A major area of interest in condensed matter physics is the way that electrons in correlated electron materials can self-organise at low temperatures into ordered states. The related correlated-electron materials Sr2RuO4 and Sr3Ru2O7 are especially well-known, because both can be grown with exceptionally low levels of disorder, and because both host unconventional electronic phases at low temperature: unconventional superconductivity in the case of Sr2RuO4, and a state with magnetic order in the case of Sr3Ru2O7. Both materials have a tetragonal crystal structure, and, as I will report in this seminar, the ordered states in both compounds respond very sensitively to uniaxial pressure that lifts this tetragonal point-group symmetry. The transition temperature of the superconductivity of Sr2RuO4 is found to pass through a dramatic peak, at which it is more than double its zero-pressure value, and the c-axis upper critical field is enhanced by a factor of twenty. This feature is found to be at a strain consistent with driving one of the Fermi surfaces through a topological (Lifshitz) transition. In Sr3Ru2O7, the resistivity within the ordered state is found to become highly anistropic with small lattice distortions: by perturbing the ordered state, an orthorhombic distortion of only 0.1% induces a ~100% resistivity anisotropy

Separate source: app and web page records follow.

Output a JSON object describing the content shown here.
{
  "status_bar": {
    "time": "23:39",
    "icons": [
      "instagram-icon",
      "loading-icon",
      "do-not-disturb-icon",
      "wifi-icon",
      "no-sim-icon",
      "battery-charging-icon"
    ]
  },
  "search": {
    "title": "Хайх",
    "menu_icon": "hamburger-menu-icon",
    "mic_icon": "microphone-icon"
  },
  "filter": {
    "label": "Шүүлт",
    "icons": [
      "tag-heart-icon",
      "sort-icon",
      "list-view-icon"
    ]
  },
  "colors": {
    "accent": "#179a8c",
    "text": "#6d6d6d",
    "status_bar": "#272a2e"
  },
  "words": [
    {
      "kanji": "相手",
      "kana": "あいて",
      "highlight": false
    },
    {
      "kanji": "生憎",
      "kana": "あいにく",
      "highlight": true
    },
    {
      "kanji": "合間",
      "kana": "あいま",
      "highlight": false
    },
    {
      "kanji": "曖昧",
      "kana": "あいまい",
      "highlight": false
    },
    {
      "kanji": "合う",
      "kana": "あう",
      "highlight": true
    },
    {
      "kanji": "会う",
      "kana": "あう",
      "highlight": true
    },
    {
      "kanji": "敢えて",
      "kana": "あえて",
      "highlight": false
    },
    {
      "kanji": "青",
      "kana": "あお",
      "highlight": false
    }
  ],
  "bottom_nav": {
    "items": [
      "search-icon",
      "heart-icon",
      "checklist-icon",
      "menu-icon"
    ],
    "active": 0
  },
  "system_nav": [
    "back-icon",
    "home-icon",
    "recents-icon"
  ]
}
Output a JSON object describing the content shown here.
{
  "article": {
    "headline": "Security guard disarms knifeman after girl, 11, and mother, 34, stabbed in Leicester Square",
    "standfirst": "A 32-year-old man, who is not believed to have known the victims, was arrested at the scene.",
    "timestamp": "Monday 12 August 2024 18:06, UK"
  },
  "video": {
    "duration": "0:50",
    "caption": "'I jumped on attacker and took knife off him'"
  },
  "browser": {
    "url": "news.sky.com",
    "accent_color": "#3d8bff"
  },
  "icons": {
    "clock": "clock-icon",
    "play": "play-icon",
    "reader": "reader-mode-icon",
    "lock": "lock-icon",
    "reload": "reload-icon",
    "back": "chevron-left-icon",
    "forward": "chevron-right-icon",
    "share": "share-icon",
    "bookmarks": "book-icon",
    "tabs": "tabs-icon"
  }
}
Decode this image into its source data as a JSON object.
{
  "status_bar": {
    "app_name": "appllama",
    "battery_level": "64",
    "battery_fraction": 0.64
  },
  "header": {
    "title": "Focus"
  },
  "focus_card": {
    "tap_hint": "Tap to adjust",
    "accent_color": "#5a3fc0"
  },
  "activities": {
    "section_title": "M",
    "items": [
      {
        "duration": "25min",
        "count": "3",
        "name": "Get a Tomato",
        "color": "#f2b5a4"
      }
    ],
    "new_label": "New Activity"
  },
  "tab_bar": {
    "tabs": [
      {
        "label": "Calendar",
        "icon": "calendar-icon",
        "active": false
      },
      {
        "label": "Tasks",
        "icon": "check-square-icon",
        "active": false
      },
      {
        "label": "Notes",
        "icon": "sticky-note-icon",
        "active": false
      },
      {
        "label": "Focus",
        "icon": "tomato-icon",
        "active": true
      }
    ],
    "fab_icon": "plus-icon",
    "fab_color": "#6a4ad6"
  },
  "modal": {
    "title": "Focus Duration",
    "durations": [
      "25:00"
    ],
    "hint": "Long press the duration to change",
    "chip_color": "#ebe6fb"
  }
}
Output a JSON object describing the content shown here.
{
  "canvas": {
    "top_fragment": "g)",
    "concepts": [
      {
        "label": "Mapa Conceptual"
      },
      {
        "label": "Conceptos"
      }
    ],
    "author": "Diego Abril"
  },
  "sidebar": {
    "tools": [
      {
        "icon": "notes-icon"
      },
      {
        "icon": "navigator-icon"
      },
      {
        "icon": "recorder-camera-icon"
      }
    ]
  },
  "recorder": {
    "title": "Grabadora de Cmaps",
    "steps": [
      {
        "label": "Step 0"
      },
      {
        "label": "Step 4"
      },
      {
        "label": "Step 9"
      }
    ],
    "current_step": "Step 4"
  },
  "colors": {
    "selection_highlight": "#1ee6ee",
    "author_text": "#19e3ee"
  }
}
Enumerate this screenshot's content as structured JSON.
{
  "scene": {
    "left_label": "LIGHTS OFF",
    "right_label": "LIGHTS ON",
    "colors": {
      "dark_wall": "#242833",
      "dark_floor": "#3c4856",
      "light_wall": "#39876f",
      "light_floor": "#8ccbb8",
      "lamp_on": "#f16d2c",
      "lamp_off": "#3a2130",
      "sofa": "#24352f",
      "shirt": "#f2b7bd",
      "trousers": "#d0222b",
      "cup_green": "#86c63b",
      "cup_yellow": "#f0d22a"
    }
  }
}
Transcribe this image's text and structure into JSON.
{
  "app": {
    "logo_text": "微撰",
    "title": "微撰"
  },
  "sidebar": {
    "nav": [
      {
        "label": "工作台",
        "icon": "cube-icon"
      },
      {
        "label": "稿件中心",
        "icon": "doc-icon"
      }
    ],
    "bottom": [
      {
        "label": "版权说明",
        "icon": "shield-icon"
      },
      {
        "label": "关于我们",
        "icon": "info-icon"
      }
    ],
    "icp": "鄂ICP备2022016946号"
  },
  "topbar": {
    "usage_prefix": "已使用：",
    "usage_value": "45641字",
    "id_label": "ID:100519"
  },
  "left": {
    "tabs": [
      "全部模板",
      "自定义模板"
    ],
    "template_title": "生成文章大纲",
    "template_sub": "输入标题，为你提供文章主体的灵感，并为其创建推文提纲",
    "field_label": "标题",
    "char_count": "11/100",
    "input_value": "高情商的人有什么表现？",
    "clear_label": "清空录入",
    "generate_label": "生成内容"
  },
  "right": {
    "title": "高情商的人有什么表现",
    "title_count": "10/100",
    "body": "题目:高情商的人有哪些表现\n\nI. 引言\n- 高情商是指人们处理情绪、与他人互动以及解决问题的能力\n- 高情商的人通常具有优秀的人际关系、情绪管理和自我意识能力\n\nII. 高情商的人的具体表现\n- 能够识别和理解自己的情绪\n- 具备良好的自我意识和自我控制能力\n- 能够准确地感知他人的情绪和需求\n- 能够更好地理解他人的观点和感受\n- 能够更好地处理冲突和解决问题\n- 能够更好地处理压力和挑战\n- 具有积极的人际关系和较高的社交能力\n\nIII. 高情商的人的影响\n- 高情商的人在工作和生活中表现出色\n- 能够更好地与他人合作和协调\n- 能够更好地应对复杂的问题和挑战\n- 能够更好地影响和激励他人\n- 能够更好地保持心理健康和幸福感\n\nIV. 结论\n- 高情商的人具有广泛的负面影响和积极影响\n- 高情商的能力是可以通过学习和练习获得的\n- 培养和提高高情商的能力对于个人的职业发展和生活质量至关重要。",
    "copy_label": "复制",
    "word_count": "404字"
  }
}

Wednesday 26 October, 2016 - 3.00pm, W2.19 (Sir David Davies Building)

Wednesday 19 October, 2016 - 3.00pm, W2.19 (Sir David Davies Building)

Resonant tunneling in twisted graphene-boron nitride transistors, by Mark Greenaway, Loughborough

Multilayer transistors based on graphene and other van der Waals crystals [1-8] exhibit many interesting physical properties: high on-off current switching ratios, mechanical flexibility, photoresponsivity, light emission, and resonant tunnelling with gate voltage-tuneable negative differential conductance at room temperature. Here, I will give a brief review of our recent work on electron tunneling between the graphene layers of these devices. I will demonstrate the strong sensitivity of in-plane momentum conserving tunnel transitions to any small misalignment or twist angle between the crystalline lattices of the two graphene electrodes [3-5]. For devices where there is a large misalignment between the graphene lattices, I will show how phonon emission can determine the tunnel current [6]. Finally, I will explain how an applied magnetic field can be used to reveal the effects of chirality, which is a unique feature of electron dynamics in graphene and related materials [7,8].

[1] K.N. Novoselov et al., Science 353, 461 (2016).
[2] T. Georgiou et al., Nat. Nanotechnol2, 100 (2013).
[3] L. Britnell et al., Nat. Commun4, 1794 (2013).
[4] A. Mishchenko et al., Nat. Nanotechnol9, 808 (2014).

[5] J. Gaskell et al., Appl. Phys. Lett. 107, 103105 (2015).

[6] E.E. Vdovin et al., Phys. Rev. Lett.116, 186603 (2016).
[7] M.T. Greenaway et al., Nat. Phys11, 1057 (2015).

[8] J.R. Wallbank et al., Science353, 575 (2016).

Wednesday 5 October, 2016 - 3.00pm, W2.19 (Sir David Davies Building)

Resonating valence bond theory of the spin-1/2 kagome antiferromagnet, by Ioannis Roussochatzakis, University of Minnesota

Recent studies of highly frustrated antiferromagnets (AFMs) have demonstrated the qualitative impact of virtual, longer-range singlet excitations on the effective RVB tunneling parameters of the low energy sector of the problem [1,2]. Here, I will discuss the current state of affairs on the RVB description of the spin-1/2 kagome AFM, including new results that shed light on the valence bond crystals that compete with the spin liquid [3].

[1] I. Rousochatzakis, Y. Wan, O. Tchernyshyov, and F. Mila, PRB 90, 100406(R) (2014)

[2] A. Ralko and I. Rousochatzakis, PRL 115, 167202 (2015) 

[3] in preparation.